Green Velvet Drape - A homage to Ceil Chapman 1950
- You will need to trace the front out as a full dress to deal with the asymmetric drape detail.
- The half back block is sufficient for the symmetrical design detail of the back dress.
- There is a two layer effect in the skirts with a panel of velvet attached to the dress lining.
- Sketch in the squared necklines for the front and back bodice including gape darting for both necklines.
- Working off the front left bodice waist dart mark in the number and direction of all tucks for the drape.
- The drape in this dress is a combination of dart transfer and the addition of extra fabric to even up the effect of the tucked drape.
- Add some extra width into the side seams of the over-skirt to visually define the layers in the skirt.

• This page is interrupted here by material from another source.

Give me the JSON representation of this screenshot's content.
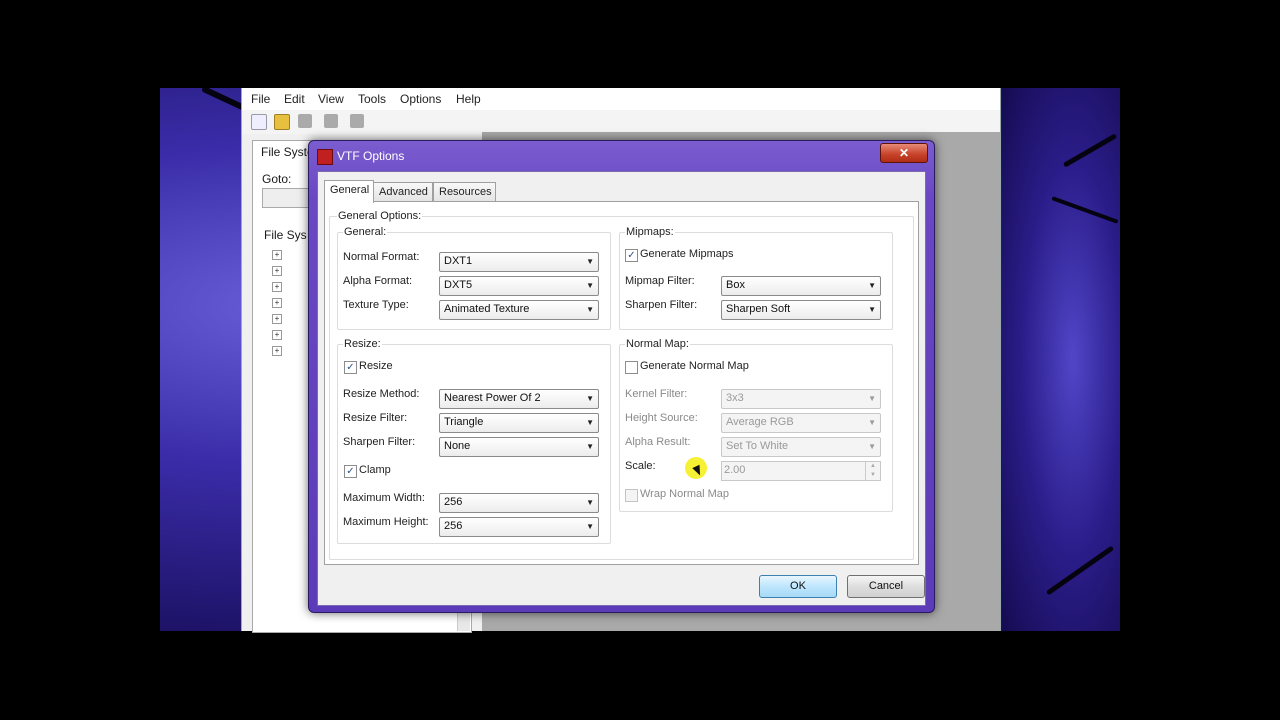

- Add shaping to the Centre Back seam at the waist and shift the waist dart to the centre of the back waist.
- Connect this dart through to the shoulder strap of the squared neckline.
- Mark in the line for the separation of the lining and the underskirt velvet panel.
For the Pattern Development:
- Start by cutting along the left waist seam into the left side waist dart to the bust point.
- Close the bodice bust darts, including the gape darting in the neckline.
- Cut through bodice drape lines and fold out remainder of bodice darting.
- Open each section of the bodice to achieve similar amounts of fabric in each tuck for the drape.
- Moving to the skirt, cut along the drape lines and fold out the skirt waist darts.
- Open the sections in the skirt to achieve a similar amount of drape in the tucks as in the bodice.
- Separate the side back bodice panel from the remainder of the back pattern.
- Copy off a simple front and back lining with all darting (bust and gape darts) transferred to the waist dart.
- Separate the lower skirt to be cut in the main fabric (velvet) from the upper skirt that will be cut in lining.
Addendum 01.12.14 : A fabulous has found the link to comprehensive views of the original Ceil Chapman Dress. Huge thanks for all the wonderful research that has completed this post. :)